▶ **WORK INSTRUCTIONS**
Copy out each line of the material in which the word "this" can be found.

▶ **RECORDS SHOWN**
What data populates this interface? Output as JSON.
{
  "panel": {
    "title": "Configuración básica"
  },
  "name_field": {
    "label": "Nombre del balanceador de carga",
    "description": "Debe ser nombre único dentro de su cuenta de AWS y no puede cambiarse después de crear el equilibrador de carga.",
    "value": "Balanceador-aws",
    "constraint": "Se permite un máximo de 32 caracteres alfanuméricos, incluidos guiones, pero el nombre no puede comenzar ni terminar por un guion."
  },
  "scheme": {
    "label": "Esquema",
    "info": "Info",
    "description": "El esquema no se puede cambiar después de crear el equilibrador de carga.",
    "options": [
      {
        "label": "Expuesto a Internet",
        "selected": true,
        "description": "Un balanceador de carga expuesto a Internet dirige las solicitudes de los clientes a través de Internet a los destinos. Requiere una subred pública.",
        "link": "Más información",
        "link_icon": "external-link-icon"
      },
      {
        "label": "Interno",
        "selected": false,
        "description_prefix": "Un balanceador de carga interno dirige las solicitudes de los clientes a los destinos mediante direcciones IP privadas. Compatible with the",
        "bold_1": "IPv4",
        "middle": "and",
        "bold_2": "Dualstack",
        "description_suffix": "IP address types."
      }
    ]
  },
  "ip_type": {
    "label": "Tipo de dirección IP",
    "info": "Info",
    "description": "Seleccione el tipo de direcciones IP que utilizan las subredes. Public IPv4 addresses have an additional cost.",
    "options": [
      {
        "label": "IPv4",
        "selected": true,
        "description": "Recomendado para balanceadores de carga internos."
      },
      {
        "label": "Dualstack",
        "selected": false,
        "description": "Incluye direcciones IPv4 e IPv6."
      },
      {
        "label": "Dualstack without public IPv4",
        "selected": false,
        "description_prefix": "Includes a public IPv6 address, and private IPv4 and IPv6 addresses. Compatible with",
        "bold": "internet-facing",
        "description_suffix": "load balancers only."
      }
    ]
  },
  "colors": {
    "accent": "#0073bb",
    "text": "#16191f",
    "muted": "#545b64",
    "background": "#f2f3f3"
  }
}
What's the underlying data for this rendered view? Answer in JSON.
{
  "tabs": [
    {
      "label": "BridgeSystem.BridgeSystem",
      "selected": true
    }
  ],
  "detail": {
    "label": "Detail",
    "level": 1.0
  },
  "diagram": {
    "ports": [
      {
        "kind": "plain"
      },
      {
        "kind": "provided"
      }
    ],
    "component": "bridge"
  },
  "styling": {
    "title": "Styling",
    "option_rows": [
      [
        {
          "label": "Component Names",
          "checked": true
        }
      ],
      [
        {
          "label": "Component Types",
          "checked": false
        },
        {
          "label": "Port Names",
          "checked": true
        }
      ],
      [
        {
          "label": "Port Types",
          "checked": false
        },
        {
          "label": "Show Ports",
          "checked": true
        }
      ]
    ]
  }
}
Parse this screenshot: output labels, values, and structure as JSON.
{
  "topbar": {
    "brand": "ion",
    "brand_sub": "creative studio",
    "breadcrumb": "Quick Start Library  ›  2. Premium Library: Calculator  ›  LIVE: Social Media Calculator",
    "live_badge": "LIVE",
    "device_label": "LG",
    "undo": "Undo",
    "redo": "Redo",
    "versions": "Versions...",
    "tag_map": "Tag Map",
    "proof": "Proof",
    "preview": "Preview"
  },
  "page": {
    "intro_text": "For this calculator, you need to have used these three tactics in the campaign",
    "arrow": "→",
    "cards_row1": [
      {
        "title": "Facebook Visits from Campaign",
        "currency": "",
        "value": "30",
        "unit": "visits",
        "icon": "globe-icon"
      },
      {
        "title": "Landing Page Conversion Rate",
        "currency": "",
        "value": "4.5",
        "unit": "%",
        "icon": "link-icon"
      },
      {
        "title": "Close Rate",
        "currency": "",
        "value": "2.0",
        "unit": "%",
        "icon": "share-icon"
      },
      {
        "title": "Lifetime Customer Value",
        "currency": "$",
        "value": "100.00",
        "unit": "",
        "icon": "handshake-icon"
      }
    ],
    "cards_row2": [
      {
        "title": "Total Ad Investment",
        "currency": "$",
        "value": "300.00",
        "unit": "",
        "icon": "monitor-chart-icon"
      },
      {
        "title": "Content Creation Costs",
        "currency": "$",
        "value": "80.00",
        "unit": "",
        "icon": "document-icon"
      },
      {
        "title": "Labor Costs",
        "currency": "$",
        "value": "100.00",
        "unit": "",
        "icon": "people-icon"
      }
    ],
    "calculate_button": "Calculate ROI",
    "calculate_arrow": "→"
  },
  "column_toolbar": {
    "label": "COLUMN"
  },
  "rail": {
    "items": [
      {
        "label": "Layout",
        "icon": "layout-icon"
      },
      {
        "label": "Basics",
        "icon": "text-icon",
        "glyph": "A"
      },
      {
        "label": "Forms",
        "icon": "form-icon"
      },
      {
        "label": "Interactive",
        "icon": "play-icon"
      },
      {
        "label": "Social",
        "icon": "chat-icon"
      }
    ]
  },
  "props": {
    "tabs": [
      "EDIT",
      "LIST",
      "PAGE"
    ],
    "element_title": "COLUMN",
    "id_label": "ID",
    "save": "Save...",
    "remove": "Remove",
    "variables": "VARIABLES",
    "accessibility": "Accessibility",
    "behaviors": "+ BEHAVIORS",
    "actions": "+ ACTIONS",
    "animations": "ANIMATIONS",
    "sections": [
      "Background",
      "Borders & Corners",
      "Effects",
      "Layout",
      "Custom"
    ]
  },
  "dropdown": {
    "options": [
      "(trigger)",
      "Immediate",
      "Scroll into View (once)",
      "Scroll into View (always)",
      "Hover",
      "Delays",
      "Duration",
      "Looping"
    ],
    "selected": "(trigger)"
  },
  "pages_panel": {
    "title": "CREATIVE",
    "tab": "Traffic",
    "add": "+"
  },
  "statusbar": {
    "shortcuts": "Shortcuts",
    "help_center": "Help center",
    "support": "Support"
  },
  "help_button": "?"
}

▶ **SOLUTION TO THE PROBLEM**
What data populates this interface? Output as JSON.
What's the underlying data for this rendered view? Answer in JSON.
Parse this screenshot: output labels, values, and structure as JSON.
    "intro_text": "For this calculator, you need to have used these three tactics in the campaign",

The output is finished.